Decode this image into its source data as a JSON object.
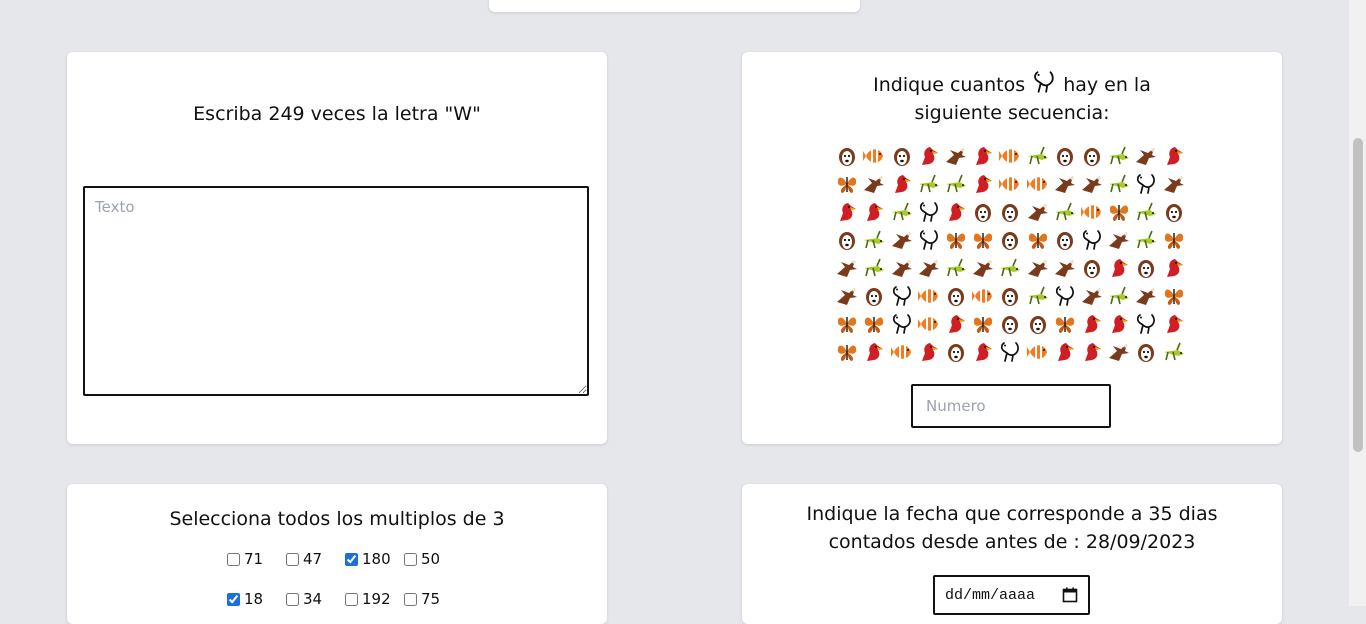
{
  "card_write": {
    "instruction": "Escriba 249 veces la letra \"W\"",
    "placeholder": "Texto",
    "value": ""
  },
  "card_count": {
    "instruction_before": "Indique cuantos",
    "instruction_icon": "rooster-icon",
    "instruction_after": "hay en la siguiente secuencia:",
    "sequence": [
      [
        "dog",
        "fish",
        "dog",
        "cardinal",
        "eagle",
        "cardinal",
        "fish",
        "grasshopper",
        "dog",
        "dog",
        "grasshopper",
        "eagle",
        "cardinal"
      ],
      [
        "butterfly",
        "eagle",
        "cardinal",
        "grasshopper",
        "grasshopper",
        "cardinal",
        "fish",
        "fish",
        "eagle",
        "eagle",
        "grasshopper",
        "rooster",
        "eagle"
      ],
      [
        "cardinal",
        "cardinal",
        "grasshopper",
        "rooster",
        "cardinal",
        "dog",
        "dog",
        "eagle",
        "grasshopper",
        "fish",
        "butterfly",
        "grasshopper",
        "dog"
      ],
      [
        "dog",
        "grasshopper",
        "eagle",
        "rooster",
        "butterfly",
        "butterfly",
        "dog",
        "butterfly",
        "dog",
        "rooster",
        "eagle",
        "grasshopper",
        "butterfly"
      ],
      [
        "eagle",
        "grasshopper",
        "eagle",
        "eagle",
        "grasshopper",
        "eagle",
        "grasshopper",
        "eagle",
        "eagle",
        "dog",
        "cardinal",
        "dog",
        "cardinal"
      ],
      [
        "eagle",
        "dog",
        "rooster",
        "fish",
        "dog",
        "fish",
        "dog",
        "grasshopper",
        "rooster",
        "eagle",
        "grasshopper",
        "eagle",
        "butterfly"
      ],
      [
        "butterfly",
        "butterfly",
        "rooster",
        "fish",
        "cardinal",
        "butterfly",
        "dog",
        "dog",
        "butterfly",
        "cardinal",
        "cardinal",
        "rooster",
        "cardinal"
      ],
      [
        "butterfly",
        "cardinal",
        "fish",
        "cardinal",
        "dog",
        "cardinal",
        "rooster",
        "fish",
        "cardinal",
        "cardinal",
        "eagle",
        "dog",
        "grasshopper"
      ]
    ],
    "placeholder": "Numero",
    "value": ""
  },
  "card_multiples": {
    "instruction": "Selecciona todos los multiplos de 3",
    "options": [
      {
        "label": "71",
        "checked": false
      },
      {
        "label": "47",
        "checked": false
      },
      {
        "label": "180",
        "checked": true
      },
      {
        "label": "50",
        "checked": false
      },
      {
        "label": "18",
        "checked": true
      },
      {
        "label": "34",
        "checked": false
      },
      {
        "label": "192",
        "checked": false
      },
      {
        "label": "75",
        "checked": false
      }
    ]
  },
  "card_date": {
    "instruction": "Indique la fecha que corresponde a 35 dias contados desde antes de : 28/09/2023",
    "placeholder": "dd/mm/aaaa",
    "icon": "calendar-icon"
  },
  "colors": {
    "background": "#e5e7eb",
    "card": "#ffffff",
    "checkbox_accent": "#1d6fe0"
  }
}
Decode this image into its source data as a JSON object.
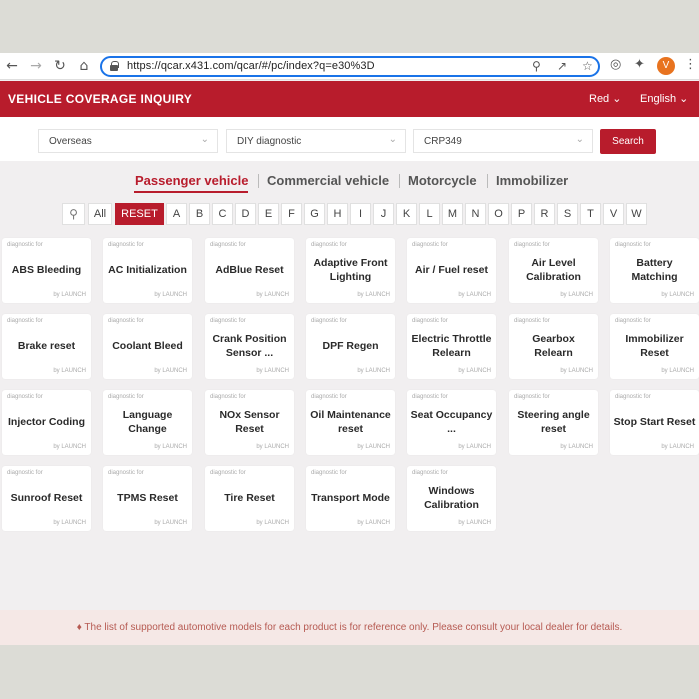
{
  "browser": {
    "url": "https://qcar.x431.com/qcar/#/pc/index?q=e30%3D",
    "avatar_letter": "V"
  },
  "header": {
    "title": "VEHICLE COVERAGE INQUIRY",
    "region": "Red",
    "language": "English",
    "color": "#b81c2c"
  },
  "search": {
    "region_value": "Overseas",
    "type_value": "DIY diagnostic",
    "product_value": "CRP349",
    "button_label": "Search"
  },
  "tabs": [
    {
      "label": "Passenger vehicle",
      "active": true
    },
    {
      "label": "Commercial vehicle",
      "active": false
    },
    {
      "label": "Motorcycle",
      "active": false
    },
    {
      "label": "Immobilizer",
      "active": false
    }
  ],
  "filters": {
    "search_icon": "search-icon",
    "all": "All",
    "reset": "RESET",
    "letters": [
      "A",
      "B",
      "C",
      "D",
      "E",
      "F",
      "G",
      "H",
      "I",
      "J",
      "K",
      "L",
      "M",
      "N",
      "O",
      "P",
      "R",
      "S",
      "T",
      "V",
      "W"
    ]
  },
  "card_caption": "diagnostic for",
  "card_brand": "by LAUNCH",
  "cards": [
    "ABS Bleeding",
    "AC Initialization",
    "AdBlue Reset",
    "Adaptive Front Lighting",
    "Air / Fuel reset",
    "Air Level Calibration",
    "Battery Matching",
    "Brake reset",
    "Coolant Bleed",
    "Crank Position Sensor ...",
    "DPF Regen",
    "Electric Throttle Relearn",
    "Gearbox Relearn",
    "Immobilizer Reset",
    "Injector Coding",
    "Language Change",
    "NOx Sensor Reset",
    "Oil Maintenance reset",
    "Seat Occupancy ...",
    "Steering angle reset",
    "Stop Start Reset",
    "Sunroof Reset",
    "TPMS Reset",
    "Tire Reset",
    "Transport Mode",
    "Windows Calibration"
  ],
  "footer": {
    "icon": "bell-icon",
    "text": "The list of supported automotive models for each product is for reference only. Please consult your local dealer for details."
  }
}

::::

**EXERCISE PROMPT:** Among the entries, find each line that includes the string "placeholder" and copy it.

**SOLUTION FOR THIS PROBLEM:**
    "placeholder": "Texto",
    "placeholder": "Numero",
    "placeholder": "dd/mm/aaaa",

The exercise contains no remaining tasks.